I know, Governor. I have that look on my face a lot when I talk to Rachel too.
Governor Rell giving tax-saving tips to Rachel while Senator Doyle and Dianne Stone try to listen in.
(Actually, the Governor was telling Rachel that she is the 2nd woman Governor, the first being Ella T. Grasso.)
The event was televised but never made it on the air because it was upstaged by tornados in Connecticut. As if tornados are more important? Sheesh. As we watched the news, waiting for Dianne’s 15 minutes of fame, there was nothing but weather on every channel. I told Dianne, “This must be what Farrah Fawcett felt like when Michael Jackson died on the same day.”

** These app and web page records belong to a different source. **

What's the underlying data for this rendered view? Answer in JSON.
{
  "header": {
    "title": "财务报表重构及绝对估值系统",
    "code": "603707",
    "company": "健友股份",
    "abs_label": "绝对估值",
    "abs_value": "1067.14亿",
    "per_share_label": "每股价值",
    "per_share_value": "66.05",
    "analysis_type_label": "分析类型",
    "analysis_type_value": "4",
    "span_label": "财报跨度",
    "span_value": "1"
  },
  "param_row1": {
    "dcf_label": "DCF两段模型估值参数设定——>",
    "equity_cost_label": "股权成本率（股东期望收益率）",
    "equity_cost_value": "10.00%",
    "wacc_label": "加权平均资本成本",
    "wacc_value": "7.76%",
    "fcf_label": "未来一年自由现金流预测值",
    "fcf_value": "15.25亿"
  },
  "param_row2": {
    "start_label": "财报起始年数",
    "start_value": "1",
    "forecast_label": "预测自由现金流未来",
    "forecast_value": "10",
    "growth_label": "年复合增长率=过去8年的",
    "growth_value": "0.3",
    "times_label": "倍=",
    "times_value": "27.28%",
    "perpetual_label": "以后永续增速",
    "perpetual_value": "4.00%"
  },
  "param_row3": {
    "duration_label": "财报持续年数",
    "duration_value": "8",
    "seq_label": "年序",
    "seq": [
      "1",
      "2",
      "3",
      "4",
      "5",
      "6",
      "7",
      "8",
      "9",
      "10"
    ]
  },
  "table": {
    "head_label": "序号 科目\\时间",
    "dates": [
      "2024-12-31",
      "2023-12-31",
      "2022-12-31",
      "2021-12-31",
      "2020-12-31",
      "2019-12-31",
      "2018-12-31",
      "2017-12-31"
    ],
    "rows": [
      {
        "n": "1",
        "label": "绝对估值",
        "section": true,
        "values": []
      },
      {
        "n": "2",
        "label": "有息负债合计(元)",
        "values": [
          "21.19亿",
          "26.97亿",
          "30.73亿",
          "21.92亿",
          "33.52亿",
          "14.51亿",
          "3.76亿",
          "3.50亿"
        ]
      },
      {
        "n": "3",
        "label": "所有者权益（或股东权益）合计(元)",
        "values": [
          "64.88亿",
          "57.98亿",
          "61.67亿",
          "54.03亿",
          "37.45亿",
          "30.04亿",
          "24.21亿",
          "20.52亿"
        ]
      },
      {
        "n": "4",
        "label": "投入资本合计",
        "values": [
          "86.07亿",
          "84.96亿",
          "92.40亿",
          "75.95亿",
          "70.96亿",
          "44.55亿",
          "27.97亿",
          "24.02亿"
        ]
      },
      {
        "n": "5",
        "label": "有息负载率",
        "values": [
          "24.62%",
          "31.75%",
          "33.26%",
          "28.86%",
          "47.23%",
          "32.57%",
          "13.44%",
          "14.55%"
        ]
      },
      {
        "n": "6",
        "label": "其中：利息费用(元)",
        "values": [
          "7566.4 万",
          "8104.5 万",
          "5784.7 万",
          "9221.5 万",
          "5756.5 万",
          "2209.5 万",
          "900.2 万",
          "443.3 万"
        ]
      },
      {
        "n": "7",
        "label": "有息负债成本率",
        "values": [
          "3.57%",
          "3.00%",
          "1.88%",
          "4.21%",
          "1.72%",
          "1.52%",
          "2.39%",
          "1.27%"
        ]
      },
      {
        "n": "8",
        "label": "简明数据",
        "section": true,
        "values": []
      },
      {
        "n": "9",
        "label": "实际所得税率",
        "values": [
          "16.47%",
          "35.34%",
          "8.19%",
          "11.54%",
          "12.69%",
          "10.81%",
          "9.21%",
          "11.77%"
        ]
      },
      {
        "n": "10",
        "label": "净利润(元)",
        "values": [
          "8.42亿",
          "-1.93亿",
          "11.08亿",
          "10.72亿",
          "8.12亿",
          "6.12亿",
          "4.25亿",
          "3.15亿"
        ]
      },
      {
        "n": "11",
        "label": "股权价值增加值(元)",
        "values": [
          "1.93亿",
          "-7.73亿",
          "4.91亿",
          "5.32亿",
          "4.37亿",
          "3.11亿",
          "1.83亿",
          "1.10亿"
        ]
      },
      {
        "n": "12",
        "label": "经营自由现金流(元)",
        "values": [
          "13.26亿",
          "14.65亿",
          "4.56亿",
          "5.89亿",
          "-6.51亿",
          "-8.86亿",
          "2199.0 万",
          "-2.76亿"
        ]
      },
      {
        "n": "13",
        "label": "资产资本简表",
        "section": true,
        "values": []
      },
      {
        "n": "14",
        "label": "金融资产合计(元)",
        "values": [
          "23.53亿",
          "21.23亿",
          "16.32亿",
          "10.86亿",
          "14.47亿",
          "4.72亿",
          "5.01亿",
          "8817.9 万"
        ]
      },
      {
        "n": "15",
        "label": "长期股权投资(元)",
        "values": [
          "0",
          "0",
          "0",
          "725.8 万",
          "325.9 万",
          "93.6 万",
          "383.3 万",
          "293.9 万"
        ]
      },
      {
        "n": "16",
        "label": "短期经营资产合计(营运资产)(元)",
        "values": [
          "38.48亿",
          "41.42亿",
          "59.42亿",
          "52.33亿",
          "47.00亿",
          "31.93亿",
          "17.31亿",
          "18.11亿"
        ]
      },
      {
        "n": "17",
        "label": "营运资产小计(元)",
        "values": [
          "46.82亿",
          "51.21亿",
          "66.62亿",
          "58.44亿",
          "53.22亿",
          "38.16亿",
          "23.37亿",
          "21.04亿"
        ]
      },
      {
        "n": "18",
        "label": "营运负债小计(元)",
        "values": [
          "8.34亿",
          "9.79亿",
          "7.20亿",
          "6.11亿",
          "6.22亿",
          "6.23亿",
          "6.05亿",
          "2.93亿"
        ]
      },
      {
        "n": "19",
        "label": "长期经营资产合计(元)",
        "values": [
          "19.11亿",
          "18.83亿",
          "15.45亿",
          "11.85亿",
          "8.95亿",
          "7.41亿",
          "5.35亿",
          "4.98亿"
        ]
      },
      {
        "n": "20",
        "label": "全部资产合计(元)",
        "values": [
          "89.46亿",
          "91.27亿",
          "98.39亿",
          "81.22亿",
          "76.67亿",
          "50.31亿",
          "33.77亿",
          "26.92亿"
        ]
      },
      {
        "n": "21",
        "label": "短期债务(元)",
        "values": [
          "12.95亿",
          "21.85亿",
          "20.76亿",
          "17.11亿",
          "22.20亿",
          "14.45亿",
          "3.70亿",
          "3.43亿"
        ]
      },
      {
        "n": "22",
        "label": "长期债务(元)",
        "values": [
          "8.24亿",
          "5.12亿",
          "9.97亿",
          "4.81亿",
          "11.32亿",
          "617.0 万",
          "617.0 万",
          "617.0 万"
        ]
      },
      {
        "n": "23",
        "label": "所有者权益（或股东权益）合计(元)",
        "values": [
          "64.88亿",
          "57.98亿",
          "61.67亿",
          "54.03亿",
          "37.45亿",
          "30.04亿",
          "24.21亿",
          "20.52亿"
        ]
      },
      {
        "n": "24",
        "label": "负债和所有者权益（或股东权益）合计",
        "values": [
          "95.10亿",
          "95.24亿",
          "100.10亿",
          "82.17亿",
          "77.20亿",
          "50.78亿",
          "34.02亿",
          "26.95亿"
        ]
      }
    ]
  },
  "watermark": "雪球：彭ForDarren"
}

If you’re interested, here is a video, taken by yours truly, of the Bill-signing event with the Canadian, the Governor and some of CT’s politicians that you may recognize, on July 21, 2010:
I know some of you are saying “Big deal” right now. Jodi Rell. Spff. But politics aside, State budgets aside, she’s still the Governor of Connecticut. How many of YOU have a picture with the Governor? How many of you can say that you got a Bill-signing pen with the Governor’s logo on it? Huh? Can I see a show of hands? That’s what I thought. But Rachel and I do! Nah-nah-N-nah-nah! Oh alright. I’ll let you touch the pen, but you need to promise to be nice to me.
My Kaneclusion: Seriously, it took a Canadian to teach me what it takes to get a Bill originated and passed into law in the United States. How messed up is that? Thanks for spending all that money on private school, Mom and Dad. I tried to tell my parents back then, “I don’t need to go to school. Can’t I just stay home and watch TV all day?” As it turned out, everything I needed to know I learned from “School House Rock”! Had they just listened to me, they would have saved a bundle on tuition.
Or maybe I should have just moved to Canada since they know more about our legislative system than we do.
This week, in the news, it's been all about Arizona and the blocking of the immigration law they tried to implement in their state. To those that think our borders should be shut down and not allow any more foreigners in, I disagree with that. As long as people come here legally, it’s beneficial to have people from other countries come to the United States. Some, like Dianne, contribute to our state and make our state and country a better place to live.
Congratulations on a job well done to Dianne! The senior citizens of Connecticut, and the future seniors (like you and me) thank you for stepping up and taking action!
The signing of House Bill 5278:
Me and my ol' chum, M. Jodi. (Call me! We'll do lunch.)